The pups became gray streaks which vanished into the gaping darkness of the den mouth. I spun around to face the adult wolf, lost my footing, and started to skid down the loose slope toward the den. In trying to regain my balance I thrust the muzzle of the rifle deep into the sand, where it stuck fast until the carrying-strap dragged it free as I slid rapidly away from it. I fumbled wildly at my revolver, but so cluttered was I with cameras and equipment straps that I did not succeed in getting the weapon clear as, accompanied by a growing avalanche of sand, I shot past the den mouth, over the lip of the main ridge and down the full length of the esker slope. Miraculously, I kept my feet; but only by dint of superhuman contortions during which I was alternately bent forward like a skier going over a jump, or leaning backward at such an acute angle I thought my backbone was going to snap.
It must have been quite a show. When I got myself straightened out and glanced back up the esker, it was to see three adult wolves ranged side by side like spectators in the Royal Box, all peering down at me with expressions of incredulous delight.
I lost my temper. This is something a scientist seldom does, but I lost mine. My dignity had been too heavily eroded during the past several days and my scientific detachment was no longer equal to the strain. With a snarl of exasperation I raised the rifle but, fortunately, the thing was so clogged with sand that when I pressed the trigger nothing happened.
The wolves did not appear alarmed until they saw me begin to dance up and down in helpless fury, waving the useless rifle and hurling imprecations at their cocked ears; whereupon they exchanged quizzical looks and silently withdrew out of my sight.
I too withdrew, for I was in no fit mental state to carry on with my exacting scientific duties.

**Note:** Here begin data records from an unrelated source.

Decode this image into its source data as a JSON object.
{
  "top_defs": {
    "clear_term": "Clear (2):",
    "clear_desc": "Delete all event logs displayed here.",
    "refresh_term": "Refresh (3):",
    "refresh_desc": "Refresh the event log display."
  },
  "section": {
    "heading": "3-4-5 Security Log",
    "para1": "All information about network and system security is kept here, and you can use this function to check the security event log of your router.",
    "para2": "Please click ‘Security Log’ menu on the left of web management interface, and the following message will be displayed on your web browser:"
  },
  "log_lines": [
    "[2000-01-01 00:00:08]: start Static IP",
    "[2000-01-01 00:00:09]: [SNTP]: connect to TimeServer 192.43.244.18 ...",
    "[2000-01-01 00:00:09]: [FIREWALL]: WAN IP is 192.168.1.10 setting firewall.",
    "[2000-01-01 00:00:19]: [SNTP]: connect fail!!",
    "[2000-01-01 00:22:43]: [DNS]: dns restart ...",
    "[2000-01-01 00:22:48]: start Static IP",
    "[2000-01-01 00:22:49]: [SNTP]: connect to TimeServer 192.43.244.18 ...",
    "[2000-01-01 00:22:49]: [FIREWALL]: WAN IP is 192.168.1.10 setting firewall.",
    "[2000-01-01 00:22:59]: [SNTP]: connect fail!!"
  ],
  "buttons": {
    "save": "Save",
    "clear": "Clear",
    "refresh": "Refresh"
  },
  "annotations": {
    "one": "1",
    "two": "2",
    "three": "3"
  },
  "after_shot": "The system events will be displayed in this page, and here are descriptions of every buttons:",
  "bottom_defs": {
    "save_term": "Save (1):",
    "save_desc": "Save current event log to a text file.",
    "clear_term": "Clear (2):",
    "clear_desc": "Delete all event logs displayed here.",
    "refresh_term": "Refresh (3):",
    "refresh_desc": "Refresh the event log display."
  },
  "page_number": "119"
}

To tell the truth, I was in no fit mental state to do anything except hurry home to Mike's and seek solace for my tattered nerves and frayed vanity in the bottom of a jar of wolf-juice.
I had a long and salutary session with the stuff that night, and as my spiritual bruises became less painful under its healing influence I reviewed the incidents of the past few days. Inescapably, the realization was being borne in upon my preconditioned mind that the centuries-old and universally accepted human concept of wolf character was a palpable lie. On three separate occasions in less than a week I had been completely at the mercy of these "savage killers"; but far from attempting to tear me limb from limb, they had displayed a restraint verging on contempt, even when I invaded their home and appeared to be posing a direct threat to the young pups.
This much was obvious, yet I was still strangely reluctant to let the myth go down the drain. Part of this reluctance was no doubt due to the thought that, by discarding the accepted concepts of wolf nature, I would be committing scientific treason; part of it to the knowledge that recognition of the truth would deprive my mission of its fine aura of danger and high adventure; and not the least part of that reluctance was probably due to my unwillingness to accept the fact that I had been made to look like a blithering idiot - not by my fellow man, but by mere brute beasts.
Nevertheless I persevered.
When I emerged from my session with the wolf-juice the following morning I was somewhat the worse for wear in a physical sense; but I was cleansed and purified spiritually. I had wrestled with my devils and I had won. I had made my decision that, from this hour onward, I would go open-minded into the lupine world and learn to see and know the wolves, not for what they were supposed to be, but for what they actually were.